In addition to regulatory measures, auditors themselves need to prioritize professional skepticism and continually update their knowledge and expertise. By embracing skepticism, auditors can remain vigilant and identify potential risks and irregularities. Continuous education and professional development programs can equip auditors with the necessary skills to navigate complex financial transactions and emerging trends effectively.

Important Information to Consider

While regulatory measures and auditor diligence are crucial, it is important to recognize that complete assurance is challenging to achieve. Auditors can conduct their work diligently and in line with professional standards, but cases of corporate fraud and misrepresentation can still occur.

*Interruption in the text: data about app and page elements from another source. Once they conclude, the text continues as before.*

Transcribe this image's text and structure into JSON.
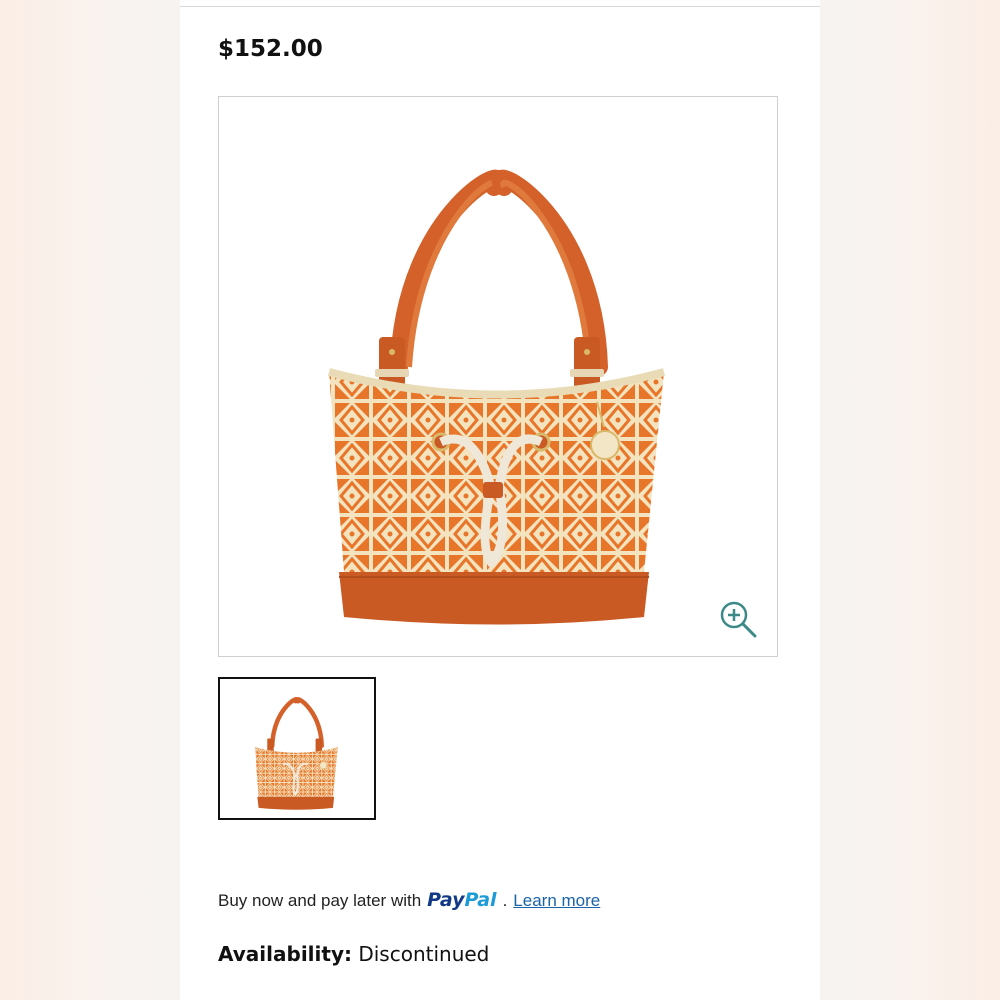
{
  "product": {
    "price": "$152.00",
    "main_image_icon": "orange-geometric-tote-bag",
    "zoom_icon": "zoom-in-icon",
    "thumbnails": [
      {
        "icon": "orange-geometric-tote-bag-thumbnail",
        "selected": true
      }
    ]
  },
  "payment": {
    "prefix": "Buy now and pay later with",
    "brand_pay": "Pay",
    "brand_pal": "Pal",
    "separator": ".",
    "link": "Learn more"
  },
  "availability": {
    "label": "Availability:",
    "value": "Discontinued"
  },
  "colors": {
    "bag_orange": "#e8762a",
    "bag_cream": "#f3e3bf",
    "leather": "#c95a23",
    "paypal_dark": "#123985",
    "paypal_light": "#1d9bd7",
    "link": "#1a63a8"
  }
}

Therefore, corporate governance should not solely rely on external auditors but must also encompass a holistic approach involving robust internal controls, effective risk management, and an ethical organizational culture.


In conclusion, the independence of external auditors is fundamental to ensuring transparency, trust, and accountability in corporate governance. Threats to auditor independence, such as lack of skepticism, financial dependence, and pressure from management, necessitate regulatory measures such as mandatory rotation and strong audit committees. However, the responsibility for upholding integrity in corporate governance lies not only with auditors but also with organizations themselves, which must foster a culture of ethics, implement robust risk management practices, and establish effective internal controls. In this way, the wings of the guardian will be unleashed, safeguarding the interests of all stakeholders and contributing to the long-term sustainability of organizations.

Luna Miller